AIM OF THE EXERCISE:
Copy every record below exactly as written, but leave out the pictures.

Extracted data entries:
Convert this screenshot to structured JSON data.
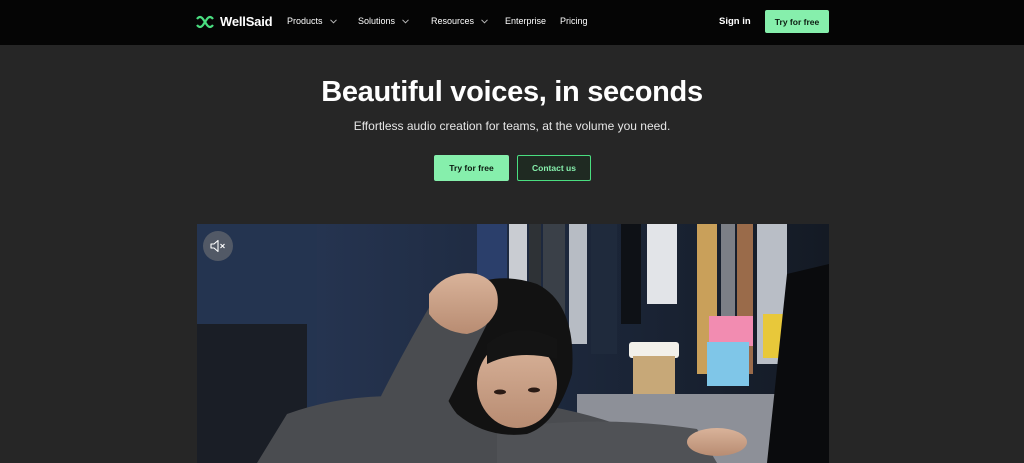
{
  "nav": {
    "logo_text": "WellSaid",
    "items": [
      {
        "label": "Products",
        "dropdown": true
      },
      {
        "label": "Solutions",
        "dropdown": true
      },
      {
        "label": "Resources",
        "dropdown": true
      },
      {
        "label": "Enterprise",
        "dropdown": false
      },
      {
        "label": "Pricing",
        "dropdown": false
      }
    ],
    "signin_label": "Sign in",
    "cta_label": "Try for free"
  },
  "hero": {
    "title": "Beautiful voices, in seconds",
    "subtitle": "Effortless audio creation for teams, at the volume you need.",
    "primary_button": "Try for free",
    "secondary_button": "Contact us"
  },
  "video": {
    "mute_icon": "speaker-muted-icon",
    "scene": "woman at desk holding head, office shelves, coffee cup, sticky notes"
  },
  "colors": {
    "background": "#262626",
    "nav_background": "#050505",
    "accent_green": "#86efac",
    "accent_border": "#4ade80"
  }
}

EXERCISE SOLUTION:
Convert this screenshot to structured JSON data.
{
  "nav": {
    "logo_text": "WellSaid",
    "items": [
      {
        "label": "Products",
        "dropdown": true
      },
      {
        "label": "Solutions",
        "dropdown": true
      },
      {
        "label": "Resources",
        "dropdown": true
      },
      {
        "label": "Enterprise",
        "dropdown": false
      },
      {
        "label": "Pricing",
        "dropdown": false
      }
    ],
    "signin_label": "Sign in",
    "cta_label": "Try for free"
  },
  "hero": {
    "title": "Beautiful voices, in seconds",
    "subtitle": "Effortless audio creation for teams, at the volume you need.",
    "primary_button": "Try for free",
    "secondary_button": "Contact us"
  },
  "video": {
    "mute_icon": "speaker-muted-icon",
    "scene": "woman at desk holding head, office shelves, coffee cup, sticky notes"
  },
  "colors": {
    "background": "#262626",
    "nav_background": "#050505",
    "accent_green": "#86efac",
    "accent_border": "#4ade80"
  }
}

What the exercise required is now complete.